This retrospective review included all patients undergoing arthroscopic knee surgery from January 2009 to January 2011 under general anesthesia both with and without a FNB. After the induction of general anesthesia, those patients selected for regional anesthesia received a FNB using real-time ultrasound or nerve stimulator guidance. For the FNB, 0.2 to 0.4 mL/kg of local anesthetic solution was injected around the femoral nerve at the level of the inguinal crease. Intra-articular injection of bupivacaine (0.25%, 10 mL) was administered by the surgeon for all patients not receiving a FNB. Additional analgesic medications, PACU length of stay, duration of hospitalization, hospital course, and any acute or nonacute complications were recorded and evaluated.
There were no adverse effects related to the FNB. Using a 0 to 10 visual analogue scale (0=no pain), there was a statistically significant difference in both the high (4.0±4.0 vs. 5.3±3.1, P=0.0004) and low (1.5±1.8 vs. 2.1±2.0, P=0.002) pain scores in patients who received a FNB versus those who did not with the scores being lower in those who had received a FNB. There was a decreased need for the use of opioids postoperatively (61% vs. 71%, P=0.04) and a decreased duration of postoperative stay in patients who were admitted to the hospital (11.7±8.1 vs. 15.8±10 h, P=0.044) in individuals who had a FNB. There was a significantly lower admission rate in patients undergoing anterior cruciate ligament repair in the FNB group (72% vs. 95%, P=0.001). There was no difference in the incidence of postoperative nausea and vomiting between the groups.
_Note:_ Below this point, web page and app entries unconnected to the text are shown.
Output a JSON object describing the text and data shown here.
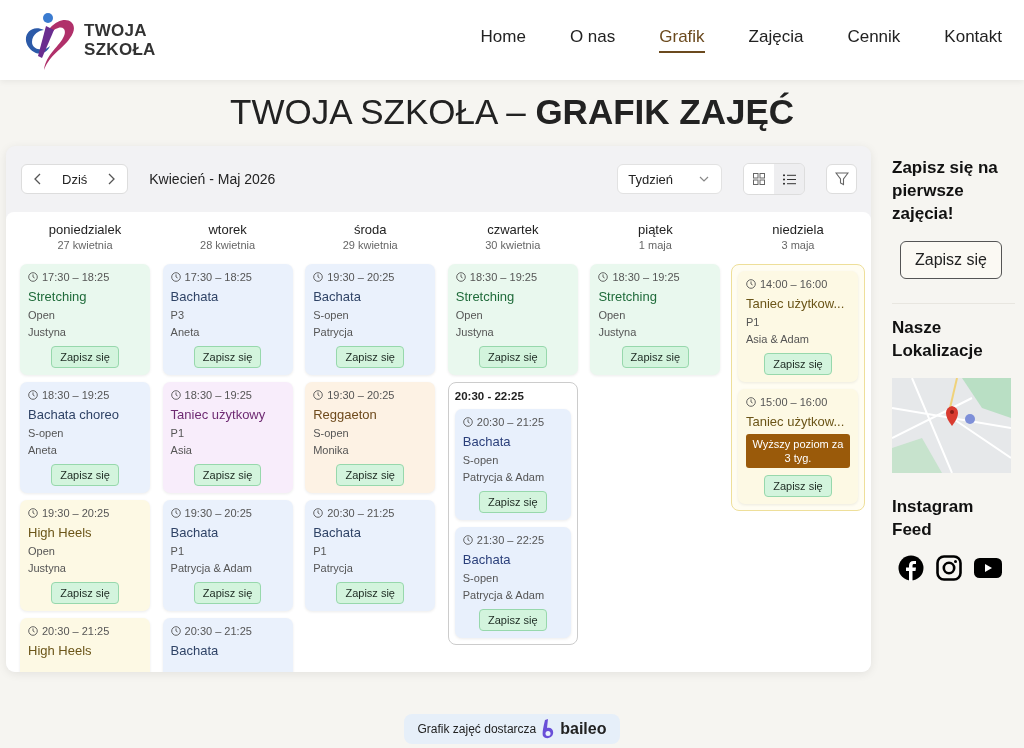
{
  "logo": {
    "lines": [
      "TWOJA",
      "SZKOŁA"
    ]
  },
  "nav": [
    {
      "label": "Home",
      "selected": false
    },
    {
      "label": "O nas",
      "selected": false
    },
    {
      "label": "Grafik",
      "selected": true
    },
    {
      "label": "Zajęcia",
      "selected": false
    },
    {
      "label": "Cennik",
      "selected": false
    },
    {
      "label": "Kontakt",
      "selected": false
    }
  ],
  "page_title": "TWOJA SZKOŁA – **GRAFIK ZAJĘĆ**",
  "toolbar": {
    "today": "Dziś",
    "range": "Kwiecień - Maj 2026",
    "view_select": "Tydzień",
    "view_toggle": [
      {
        "kind": "grid",
        "selected": false
      },
      {
        "kind": "list",
        "selected": true
      }
    ]
  },
  "days": [
    {
      "name": "poniedzialek",
      "date": "27 kwietnia",
      "items": [
        {
          "kind": "class",
          "color": "#1f6b3a",
          "time": "17:30 – 18:25",
          "title": "Stretching",
          "level": "Open",
          "teacher": "Justyna",
          "button": "Zapisz się"
        },
        {
          "kind": "class",
          "color": "#2f4366",
          "time": "18:30 – 19:25",
          "title": "Bachata choreo",
          "level": "S-open",
          "teacher": "Aneta",
          "button": "Zapisz się"
        },
        {
          "kind": "class",
          "color": "#6b5518",
          "time": "19:30 – 20:25",
          "title": "High Heels",
          "level": "Open",
          "teacher": "Justyna",
          "button": "Zapisz się"
        },
        {
          "kind": "class",
          "color": "#6b5518",
          "time": "20:30 – 21:25",
          "title": "High Heels"
        }
      ]
    },
    {
      "name": "wtorek",
      "date": "28 kwietnia",
      "items": [
        {
          "kind": "class",
          "color": "#2f4366",
          "time": "17:30 – 18:25",
          "title": "Bachata",
          "level": "P3",
          "teacher": "Aneta",
          "button": "Zapisz się"
        },
        {
          "kind": "class",
          "color": "#6e2a72",
          "time": "18:30 – 19:25",
          "title": "Taniec użytkowy",
          "level": "P1",
          "teacher": "Asia",
          "button": "Zapisz się"
        },
        {
          "kind": "class",
          "color": "#2f4366",
          "time": "19:30 – 20:25",
          "title": "Bachata",
          "level": "P1",
          "teacher": "Patrycja & Adam",
          "button": "Zapisz się"
        },
        {
          "kind": "class",
          "color": "#2f4366",
          "time": "20:30 – 21:25",
          "title": "Bachata"
        }
      ]
    },
    {
      "name": "środa",
      "date": "29 kwietnia",
      "items": [
        {
          "kind": "class",
          "color": "#2f4366",
          "time": "19:30 – 20:25",
          "title": "Bachata",
          "level": "S-open",
          "teacher": "Patrycja",
          "button": "Zapisz się"
        },
        {
          "kind": "class",
          "color": "#6e4a1c",
          "time": "19:30 – 20:25",
          "title": "Reggaeton",
          "level": "S-open",
          "teacher": "Monika",
          "button": "Zapisz się"
        },
        {
          "kind": "class",
          "color": "#2f4366",
          "time": "20:30 – 21:25",
          "title": "Bachata",
          "level": "P1",
          "teacher": "Patrycja",
          "button": "Zapisz się"
        }
      ]
    },
    {
      "name": "czwartek",
      "date": "30 kwietnia",
      "items": [
        {
          "kind": "class",
          "color": "#1f6b3a",
          "time": "18:30 – 19:25",
          "title": "Stretching",
          "level": "Open",
          "teacher": "Justyna",
          "button": "Zapisz się"
        },
        {
          "kind": "group",
          "label": "20:30 - 22:25",
          "children": [
            {
              "color": "#2a3f7a",
              "time": "20:30 – 21:25",
              "title": "Bachata",
              "level": "S-open",
              "teacher": "Patrycja & Adam",
              "button": "Zapisz się"
            },
            {
              "color": "#2a3f7a",
              "time": "21:30 – 22:25",
              "title": "Bachata",
              "level": "S-open",
              "teacher": "Patrycja & Adam",
              "button": "Zapisz się"
            }
          ]
        }
      ]
    },
    {
      "name": "piątek",
      "date": "1 maja",
      "items": [
        {
          "kind": "class",
          "color": "#1f6b3a",
          "time": "18:30 – 19:25",
          "title": "Stretching",
          "level": "Open",
          "teacher": "Justyna",
          "button": "Zapisz się"
        }
      ]
    },
    {
      "name": "niedziela",
      "date": "3 maja",
      "items": [
        {
          "kind": "group",
          "children": [
            {
              "color": "#6b5518",
              "time": "14:00 – 16:00",
              "title": "Taniec użytkow...",
              "level": "P1",
              "teacher": "Asia & Adam",
              "button": "Zapisz się"
            },
            {
              "color": "#6b5518",
              "time": "15:00 – 16:00",
              "title": "Taniec użytkow...",
              "notice": "Wyższy poziom za 3 tyg.",
              "button": "Zapisz się"
            }
          ]
        }
      ]
    }
  ],
  "sidebar": {
    "cta_heading": "Zapisz się na pierwsze zajęcia!",
    "cta_button": "Zapisz się",
    "locations_heading": "Nasze Lokalizacje",
    "feed_heading": "Instagram Feed"
  },
  "footer": {
    "text": "Grafik zajęć dostarcza",
    "brand": "baileo"
  }
}
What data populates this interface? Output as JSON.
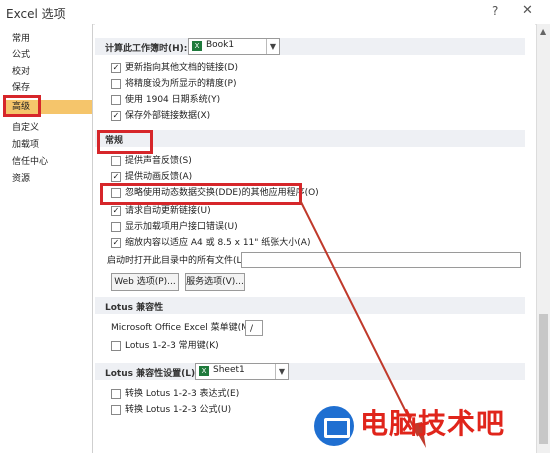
{
  "window": {
    "title": "Excel 选项",
    "help": "?",
    "close": "✕"
  },
  "sidebar": {
    "items": [
      {
        "label": "常用"
      },
      {
        "label": "公式"
      },
      {
        "label": "校对"
      },
      {
        "label": "保存"
      },
      {
        "label": "高级",
        "active": true
      },
      {
        "label": "自定义"
      },
      {
        "label": "加载项"
      },
      {
        "label": "信任中心"
      },
      {
        "label": "资源"
      }
    ]
  },
  "workbook_calc": {
    "label": "计算此工作簿时(H):",
    "workbook": "Book1",
    "options": [
      {
        "label": "更新指向其他文档的链接(D)",
        "checked": true
      },
      {
        "label": "将精度设为所显示的精度(P)",
        "checked": false
      },
      {
        "label": "使用 1904 日期系统(Y)",
        "checked": false
      },
      {
        "label": "保存外部链接数据(X)",
        "checked": true
      }
    ]
  },
  "general": {
    "heading": "常规",
    "options": [
      {
        "label": "提供声音反馈(S)",
        "checked": false
      },
      {
        "label": "提供动画反馈(A)",
        "checked": true
      },
      {
        "label": "忽略使用动态数据交换(DDE)的其他应用程序(O)",
        "checked": false
      },
      {
        "label": "请求自动更新链接(U)",
        "checked": true
      },
      {
        "label": "显示加载项用户接口错误(U)",
        "checked": false
      },
      {
        "label": "缩放内容以适应 A4 或 8.5 x 11\" 纸张大小(A)",
        "checked": true
      }
    ],
    "startup_label": "启动时打开此目录中的所有文件(L):",
    "startup_value": "",
    "web_button": "Web 选项(P)...",
    "service_button": "服务选项(V)..."
  },
  "lotus_compat": {
    "heading": "Lotus 兼容性",
    "menu_key_label": "Microsoft Office Excel 菜单键(M):",
    "menu_key_value": "/",
    "nav_keys_label": "Lotus 1-2-3 常用键(K)",
    "nav_keys_checked": false
  },
  "lotus_settings": {
    "heading": "Lotus 兼容性设置(L):",
    "sheet": "Sheet1",
    "options": [
      {
        "label": "转换 Lotus 1-2-3 表达式(E)",
        "checked": false
      },
      {
        "label": "转换 Lotus 1-2-3 公式(U)",
        "checked": false
      }
    ]
  },
  "watermark": {
    "text": "电脑技术吧"
  },
  "colors": {
    "highlight": "#d6262a",
    "active_nav": "#f5c56b",
    "section_bg": "#eef0f4",
    "watermark": "#e0251b"
  },
  "icons": {
    "help": "question-mark",
    "close": "close-x",
    "excel": "excel-sheet-icon",
    "dropdown": "chevron-down"
  }
}
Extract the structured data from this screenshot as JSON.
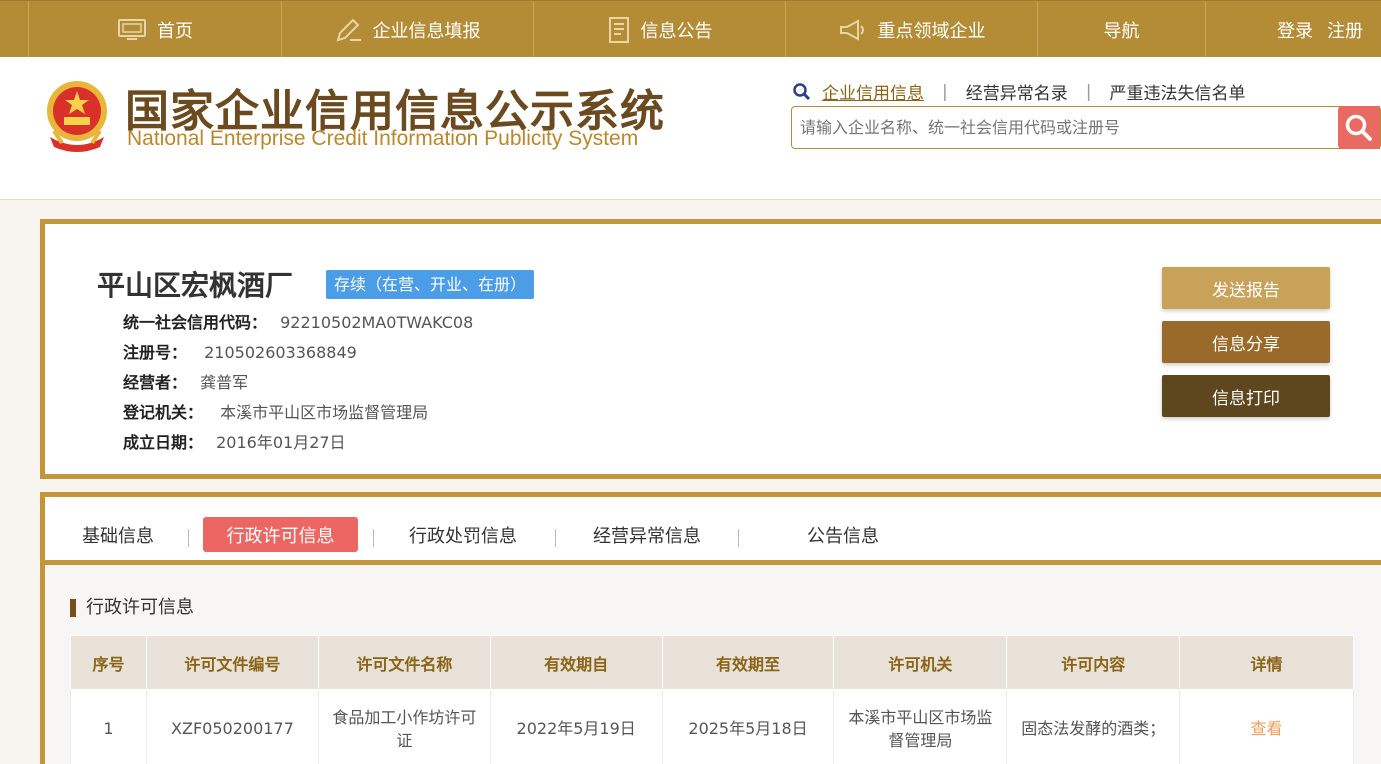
{
  "nav": {
    "home": "首页",
    "report": "企业信息填报",
    "notice": "信息公告",
    "key_enterprise": "重点领域企业",
    "navigation": "导航",
    "login": "登录",
    "register": "注册"
  },
  "header": {
    "title_cn": "国家企业信用信息公示系统",
    "title_en": "National Enterprise Credit Information Publicity System",
    "search_links": [
      "企业信用信息",
      "经营异常名录",
      "严重违法失信名单"
    ],
    "search_placeholder": "请输入企业名称、统一社会信用代码或注册号"
  },
  "company": {
    "name": "平山区宏枫酒厂",
    "status": "存续（在营、开业、在册）",
    "fields": [
      {
        "label": "统一社会信用代码：",
        "value": "92210502MA0TWAKC08"
      },
      {
        "label": "注册号：",
        "value": "210502603368849"
      },
      {
        "label": "经营者：",
        "value": "龚普军"
      },
      {
        "label": "登记机关：",
        "value": "本溪市平山区市场监督管理局"
      },
      {
        "label": "成立日期：",
        "value": "2016年01月27日"
      }
    ],
    "actions": [
      "发送报告",
      "信息分享",
      "信息打印"
    ]
  },
  "tabs": [
    "基础信息",
    "行政许可信息",
    "行政处罚信息",
    "经营异常信息",
    "公告信息"
  ],
  "active_tab": "行政许可信息",
  "section": {
    "title": "行政许可信息",
    "columns": [
      "序号",
      "许可文件编号",
      "许可文件名称",
      "有效期自",
      "有效期至",
      "许可机关",
      "许可内容",
      "详情"
    ],
    "rows": [
      [
        "1",
        "XZF050200177",
        "食品加工小作坊许可证",
        "2022年5月19日",
        "2025年5月18日",
        "本溪市平山区市场监督管理局",
        "固态法发酵的酒类；",
        "查看"
      ]
    ]
  },
  "colors": {
    "nav_bg": "#b48c36",
    "card_border": "#c2973c",
    "status_badge": "#4a9de6",
    "active_tab": "#ec6764",
    "search_button": "#e86a61",
    "btn_send": "#c9a25a",
    "btn_share": "#9a6a2a",
    "btn_print": "#5e461f"
  }
}
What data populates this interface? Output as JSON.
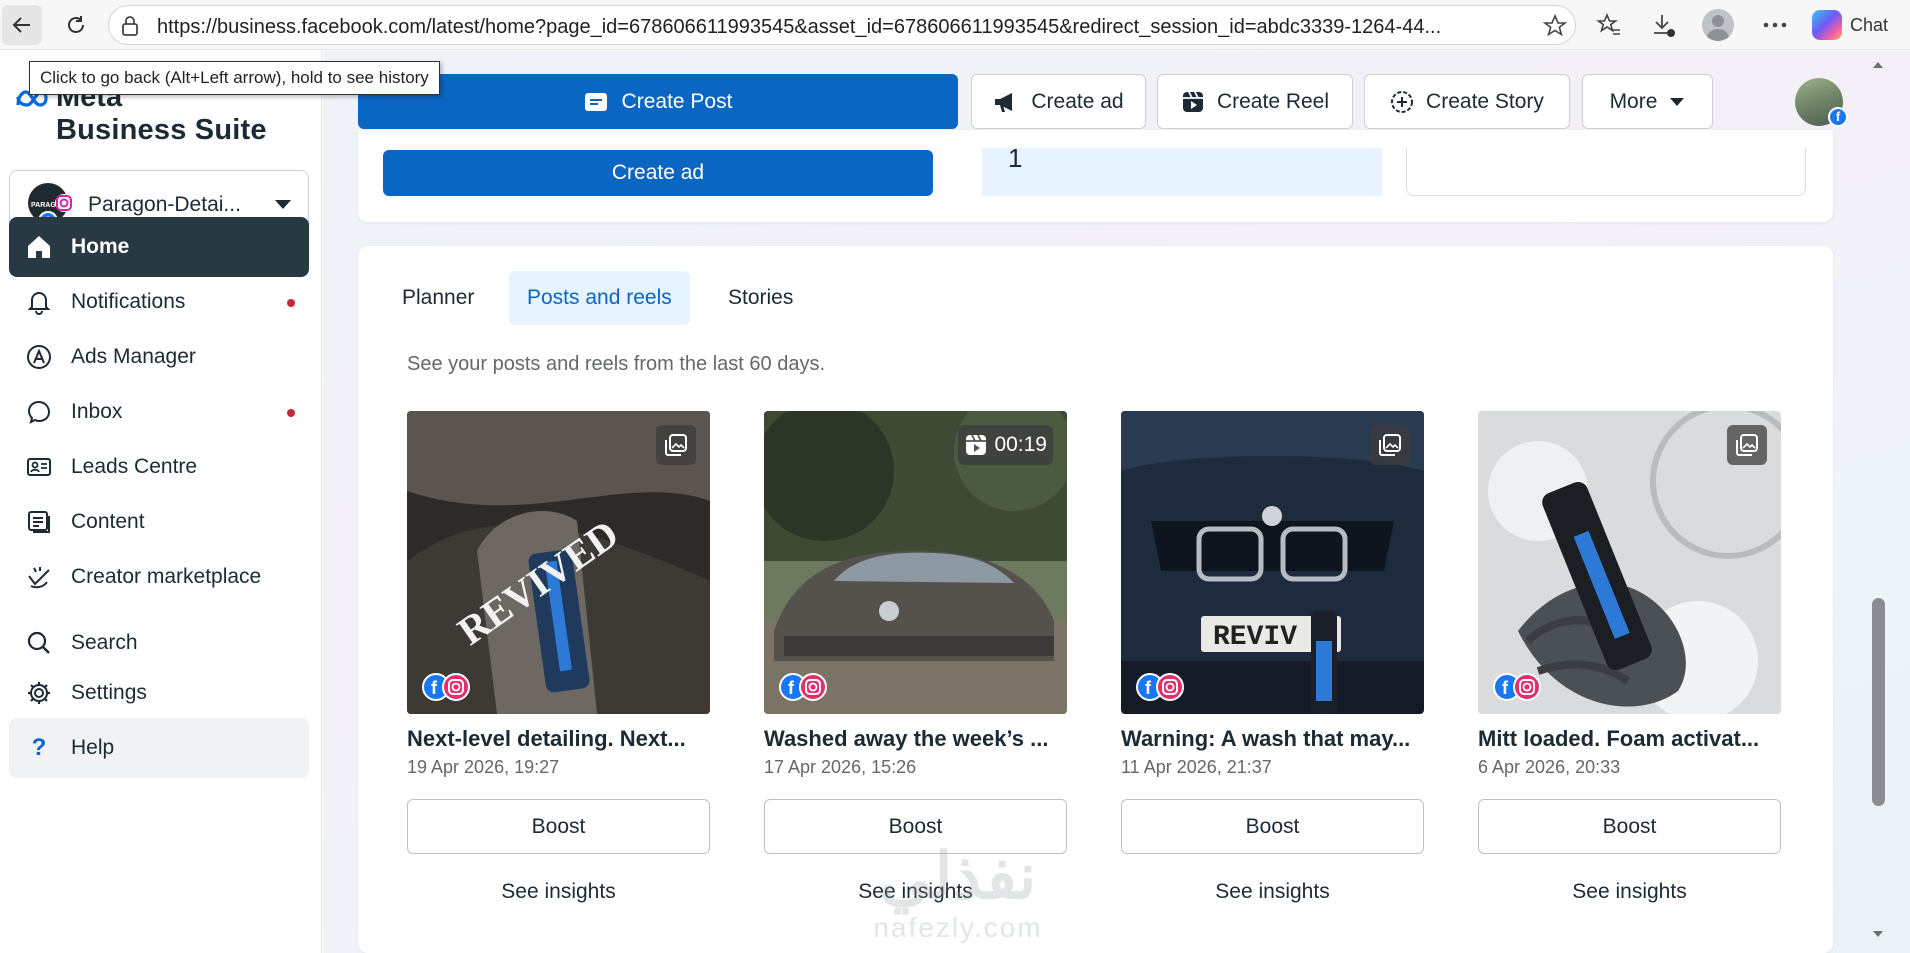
{
  "browser": {
    "url": "https://business.facebook.com/latest/home?page_id=678606611993545&asset_id=678606611993545&redirect_session_id=abdc3339-1264-44...",
    "chat_label": "Chat",
    "tooltip": "Click to go back (Alt+Left arrow), hold to see history"
  },
  "brand": {
    "line1": "Meta",
    "line2": "Business Suite"
  },
  "account": {
    "name": "Paragon-Detai..."
  },
  "sidebar": {
    "items": [
      {
        "label": "Home",
        "icon": "home-icon",
        "active": true
      },
      {
        "label": "Notifications",
        "icon": "bell-icon",
        "dot": true
      },
      {
        "label": "Ads Manager",
        "icon": "ads-manager-icon"
      },
      {
        "label": "Inbox",
        "icon": "chat-bubble-icon",
        "dot": true
      },
      {
        "label": "Leads Centre",
        "icon": "id-card-icon"
      },
      {
        "label": "Content",
        "icon": "content-icon"
      },
      {
        "label": "Creator marketplace",
        "icon": "creator-icon"
      },
      {
        "label": "Search",
        "icon": "search-icon"
      },
      {
        "label": "Settings",
        "icon": "gear-icon"
      },
      {
        "label": "Help",
        "icon": "question-icon"
      }
    ]
  },
  "top_actions": {
    "create_post": "Create Post",
    "create_ad": "Create ad",
    "create_reel": "Create Reel",
    "create_story": "Create Story",
    "more": "More"
  },
  "upper_card": {
    "create_ad_button": "Create ad",
    "panel_number": "1"
  },
  "posts": {
    "tabs": [
      "Planner",
      "Posts and reels",
      "Stories"
    ],
    "active_tab": "Posts and reels",
    "subtitle": "See your posts and reels from the last 60 days.",
    "items": [
      {
        "title": "Next-level detailing. Next...",
        "date": "19 Apr 2026, 19:27",
        "type": "photo",
        "overlay_text": "REVIVED",
        "boost": "Boost",
        "insights": "See insights"
      },
      {
        "title": "Washed away the week’s ...",
        "date": "17 Apr 2026, 15:26",
        "type": "reel",
        "duration": "00:19",
        "boost": "Boost",
        "insights": "See insights"
      },
      {
        "title": "Warning: A wash that may...",
        "date": "11 Apr 2026, 21:37",
        "type": "photo",
        "overlay_text": "REVIV",
        "boost": "Boost",
        "insights": "See insights"
      },
      {
        "title": "Mitt loaded. Foam activat...",
        "date": "6 Apr 2026, 20:33",
        "type": "photo",
        "boost": "Boost",
        "insights": "See insights"
      }
    ]
  },
  "watermark": {
    "arabic": "نفذلي",
    "latin": "nafezly.com"
  },
  "colors": {
    "primary": "#0a66c2",
    "active_nav": "#283943",
    "notification_dot": "#c5283d"
  }
}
After arthroscopic knee surgery in pediatric patients, a FNB shortens hospital stay, reduces opioid requirements, and decreases postoperative pain scores. For anterior cruciate ligament repairs, FNB lowers postoperative admission rates.